The Greatest One of All
While many might debate whether the 1993 storm was truly the biggest winter storm of the twentieth century, there can be no debate that one of the greatest storms in recorded weather history belongs to another century—the Blizzard of 1888. What a storm! We can only imagine the impact of four feet of snow when the main means of snow removal consisted of horse and buggy.
Actually, there were two Blizzards of 1888. The first struck across the Plains from Montana to Texas and eastward to the Great Lakes. That storm hit on January 12 through 14. The temperature plunged as low as 53 below 0, and more than 200 people died. The second blizzard occurred during mid-March, focusing its energy on the northeast states from Washington, D.C., to New England.
This became the "granddaddy" of all "nor'easters," the East Coast storms that track slowly offshore. As discussed in "On Another Front," they actually arrive from the south, but because the wind comes out of the northeast direction, the storm becomes a nor'easter.
A primary center is the initial storm center. A secondary center forms from the primary center. Cyclogenesis is the development or intensification of a cyclone. Bombogenesis has been used to describe extreme cyclogenesis of an explosive nature.
The next three figures show a sequence of weather systems that caused the great Eastern blizzard to occur. It is a classic weather pattern that leads to the development of every nor'easter, but in the case of the March 1888 storm, the weather went to extremes.
The storm had its original energy gather across the Midwest. An initial storm center, called a primary center, pushed into the Great Lakes on March 10. Another system was spinning in the Southern states. It fired into a massive secondary center as the energy from the primary system was transferred to it—a common chain of meteorological events. One center of low pressure will move across the United States and eventually weaken, but enough spin remains to sweep eastward and tap into the temperature contrast found along the East Coast during the winter. Cold air masses sweep around the initial system and clash with the warm air along the coast and adjacent to the warm Gulf Stream waters.

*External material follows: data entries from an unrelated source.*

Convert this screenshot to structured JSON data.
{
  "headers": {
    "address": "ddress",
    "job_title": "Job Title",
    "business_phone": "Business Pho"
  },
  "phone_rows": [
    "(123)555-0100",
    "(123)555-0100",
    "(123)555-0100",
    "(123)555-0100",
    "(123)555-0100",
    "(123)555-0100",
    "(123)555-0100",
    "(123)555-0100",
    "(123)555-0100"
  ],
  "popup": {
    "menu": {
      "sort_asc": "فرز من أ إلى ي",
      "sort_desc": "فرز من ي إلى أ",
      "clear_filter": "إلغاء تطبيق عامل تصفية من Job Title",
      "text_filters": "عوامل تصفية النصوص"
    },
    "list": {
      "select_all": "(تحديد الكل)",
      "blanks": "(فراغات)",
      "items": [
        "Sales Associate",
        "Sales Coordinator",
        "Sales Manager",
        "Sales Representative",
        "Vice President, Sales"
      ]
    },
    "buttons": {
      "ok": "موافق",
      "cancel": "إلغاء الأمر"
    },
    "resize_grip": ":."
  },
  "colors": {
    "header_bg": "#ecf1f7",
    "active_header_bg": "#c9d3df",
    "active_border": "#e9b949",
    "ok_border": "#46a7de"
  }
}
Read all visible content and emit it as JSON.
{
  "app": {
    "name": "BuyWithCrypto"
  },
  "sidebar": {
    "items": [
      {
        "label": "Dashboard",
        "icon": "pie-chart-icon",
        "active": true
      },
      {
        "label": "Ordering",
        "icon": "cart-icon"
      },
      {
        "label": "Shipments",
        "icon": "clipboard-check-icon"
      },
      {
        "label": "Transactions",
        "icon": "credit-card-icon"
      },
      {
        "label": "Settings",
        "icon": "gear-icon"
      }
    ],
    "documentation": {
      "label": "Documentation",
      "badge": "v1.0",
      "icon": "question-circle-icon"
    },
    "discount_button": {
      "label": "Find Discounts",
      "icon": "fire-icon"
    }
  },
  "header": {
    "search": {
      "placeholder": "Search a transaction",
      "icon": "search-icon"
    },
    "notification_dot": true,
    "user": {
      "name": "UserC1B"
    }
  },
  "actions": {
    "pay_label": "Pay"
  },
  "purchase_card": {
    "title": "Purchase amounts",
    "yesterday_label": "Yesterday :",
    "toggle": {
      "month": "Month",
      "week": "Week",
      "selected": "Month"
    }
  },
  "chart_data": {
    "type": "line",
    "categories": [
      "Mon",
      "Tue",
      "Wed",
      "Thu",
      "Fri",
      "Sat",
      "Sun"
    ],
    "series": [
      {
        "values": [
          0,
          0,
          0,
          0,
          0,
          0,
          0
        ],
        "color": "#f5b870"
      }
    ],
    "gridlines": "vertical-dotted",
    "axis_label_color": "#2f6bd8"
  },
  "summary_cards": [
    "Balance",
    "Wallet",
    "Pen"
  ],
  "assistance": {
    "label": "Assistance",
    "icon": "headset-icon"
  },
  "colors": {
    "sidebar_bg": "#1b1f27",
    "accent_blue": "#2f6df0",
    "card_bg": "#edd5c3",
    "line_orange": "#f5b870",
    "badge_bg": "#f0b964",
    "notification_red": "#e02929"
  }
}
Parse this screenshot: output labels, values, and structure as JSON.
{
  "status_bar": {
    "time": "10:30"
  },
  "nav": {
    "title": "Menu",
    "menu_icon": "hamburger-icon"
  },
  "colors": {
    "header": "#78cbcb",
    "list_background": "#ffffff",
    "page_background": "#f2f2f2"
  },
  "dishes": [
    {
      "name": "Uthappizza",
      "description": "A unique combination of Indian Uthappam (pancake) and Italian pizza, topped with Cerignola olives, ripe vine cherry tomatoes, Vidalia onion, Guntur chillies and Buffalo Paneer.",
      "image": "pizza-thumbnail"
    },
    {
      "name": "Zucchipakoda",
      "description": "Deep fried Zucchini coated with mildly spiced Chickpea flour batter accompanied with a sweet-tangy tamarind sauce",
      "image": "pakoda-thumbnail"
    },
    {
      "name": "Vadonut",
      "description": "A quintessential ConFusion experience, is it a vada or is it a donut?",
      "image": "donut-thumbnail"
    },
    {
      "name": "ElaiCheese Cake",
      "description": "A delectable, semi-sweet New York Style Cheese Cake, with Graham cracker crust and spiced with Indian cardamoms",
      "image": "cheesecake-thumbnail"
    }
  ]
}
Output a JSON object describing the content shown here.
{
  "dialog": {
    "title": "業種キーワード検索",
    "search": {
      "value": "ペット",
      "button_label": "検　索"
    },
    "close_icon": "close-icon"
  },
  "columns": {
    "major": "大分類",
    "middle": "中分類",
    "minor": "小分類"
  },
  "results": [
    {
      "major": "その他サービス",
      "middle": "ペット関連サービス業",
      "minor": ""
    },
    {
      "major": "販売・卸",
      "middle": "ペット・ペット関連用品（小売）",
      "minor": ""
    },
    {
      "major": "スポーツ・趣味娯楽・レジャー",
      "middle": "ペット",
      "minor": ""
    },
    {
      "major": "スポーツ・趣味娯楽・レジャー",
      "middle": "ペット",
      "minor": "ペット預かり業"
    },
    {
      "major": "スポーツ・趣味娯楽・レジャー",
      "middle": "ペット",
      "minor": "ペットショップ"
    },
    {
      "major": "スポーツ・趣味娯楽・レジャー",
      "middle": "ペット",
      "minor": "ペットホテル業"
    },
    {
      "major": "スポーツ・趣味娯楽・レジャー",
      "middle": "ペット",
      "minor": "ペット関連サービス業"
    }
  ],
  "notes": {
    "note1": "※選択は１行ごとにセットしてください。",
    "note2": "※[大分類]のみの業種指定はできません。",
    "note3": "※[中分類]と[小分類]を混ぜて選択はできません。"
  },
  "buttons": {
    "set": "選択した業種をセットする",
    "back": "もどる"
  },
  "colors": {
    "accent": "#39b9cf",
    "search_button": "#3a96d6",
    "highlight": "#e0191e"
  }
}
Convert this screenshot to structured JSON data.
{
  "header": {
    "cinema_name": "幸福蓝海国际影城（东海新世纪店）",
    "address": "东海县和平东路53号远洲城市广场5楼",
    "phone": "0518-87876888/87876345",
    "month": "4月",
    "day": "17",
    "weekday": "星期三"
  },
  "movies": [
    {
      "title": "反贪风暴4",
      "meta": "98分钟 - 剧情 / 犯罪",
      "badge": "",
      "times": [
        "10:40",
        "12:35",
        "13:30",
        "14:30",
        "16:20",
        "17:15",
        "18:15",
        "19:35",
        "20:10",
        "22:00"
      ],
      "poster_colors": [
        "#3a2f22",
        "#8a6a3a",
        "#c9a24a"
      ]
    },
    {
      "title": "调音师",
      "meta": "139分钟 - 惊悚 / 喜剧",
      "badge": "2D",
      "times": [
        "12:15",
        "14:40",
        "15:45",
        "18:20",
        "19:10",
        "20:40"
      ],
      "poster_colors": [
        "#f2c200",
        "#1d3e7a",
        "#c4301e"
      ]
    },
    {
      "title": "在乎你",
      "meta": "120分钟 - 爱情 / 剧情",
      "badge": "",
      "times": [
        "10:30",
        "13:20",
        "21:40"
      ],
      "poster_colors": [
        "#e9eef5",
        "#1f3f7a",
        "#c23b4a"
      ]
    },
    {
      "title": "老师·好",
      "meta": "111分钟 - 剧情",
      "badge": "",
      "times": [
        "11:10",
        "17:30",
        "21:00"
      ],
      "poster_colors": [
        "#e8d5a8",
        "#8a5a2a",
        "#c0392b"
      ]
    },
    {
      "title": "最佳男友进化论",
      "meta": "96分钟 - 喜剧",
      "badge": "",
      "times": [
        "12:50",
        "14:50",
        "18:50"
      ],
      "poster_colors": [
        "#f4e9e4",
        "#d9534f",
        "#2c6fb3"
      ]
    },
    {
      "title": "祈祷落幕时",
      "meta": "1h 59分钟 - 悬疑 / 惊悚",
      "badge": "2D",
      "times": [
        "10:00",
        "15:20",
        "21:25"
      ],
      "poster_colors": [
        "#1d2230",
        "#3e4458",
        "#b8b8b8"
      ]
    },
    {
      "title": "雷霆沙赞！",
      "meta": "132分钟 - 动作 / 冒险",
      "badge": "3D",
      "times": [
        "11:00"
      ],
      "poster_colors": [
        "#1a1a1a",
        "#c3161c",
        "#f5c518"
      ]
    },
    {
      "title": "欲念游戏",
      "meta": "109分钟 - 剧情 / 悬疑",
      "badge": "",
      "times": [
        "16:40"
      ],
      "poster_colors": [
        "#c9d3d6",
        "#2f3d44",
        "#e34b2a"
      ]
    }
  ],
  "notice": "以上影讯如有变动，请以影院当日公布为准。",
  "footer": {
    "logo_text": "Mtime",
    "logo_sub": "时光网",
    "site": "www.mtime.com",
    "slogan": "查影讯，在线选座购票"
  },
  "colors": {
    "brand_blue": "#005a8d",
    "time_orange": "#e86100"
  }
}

The temperature contrast represents that potential energy. The spin that translates from the primary center provides the vertical motion to unleash that energy. An East Coast storm is born. The process is called cyclogenesis, but because these storms can really explode, the process for extreme storms has been dubbed bombogenesis.
On March 11, the weather was relatively balmy in the Northeast, and a light rain was falling. All accounts of that winter show generally mild conditions—crocuses blossomed early. Everyone was looking forward to spring. As the secondary center pushed off the mid-Atlantic coast, its northeast wind tapped into a cold pool of air that was positioned over eastern Canada. That cold high-pressure system also helped to block the rapid motion of the storm. The storm became stationary near Block Island, where it spun like a top. Much of the rain turned to snow and snowed through March 14.
In these situations, the winds in the upper levels of the atmosphere fail to push the storms along. Those high-level winds simply wrap themselves around the storm. The system becomes caught in an atmospheric whirlpool. The nor'easter can go out of control.
Snowfall depths ranged up to 50 inches over a wide area from the nation's capital to New England. Communication systems were shutdown and transportation was paralyzed. For a week, the northeastern states were cut off from the rest of the world. Snowdrifts of 20 to 40 feet were common. Because the temperature plunged to near zero as winds shifted into the Northeast, slush turned to solid ice. Washington, New York City, Hartford, Albany, and Boston were completely paralyzed. Winds reached hurricane intensity, and an estimated 400 lives were lost. Two hundred people were killed in New York City alone. Some survivors of the storm, called "Blizzard Men of 1888," held annual meetings in New York City until 1941.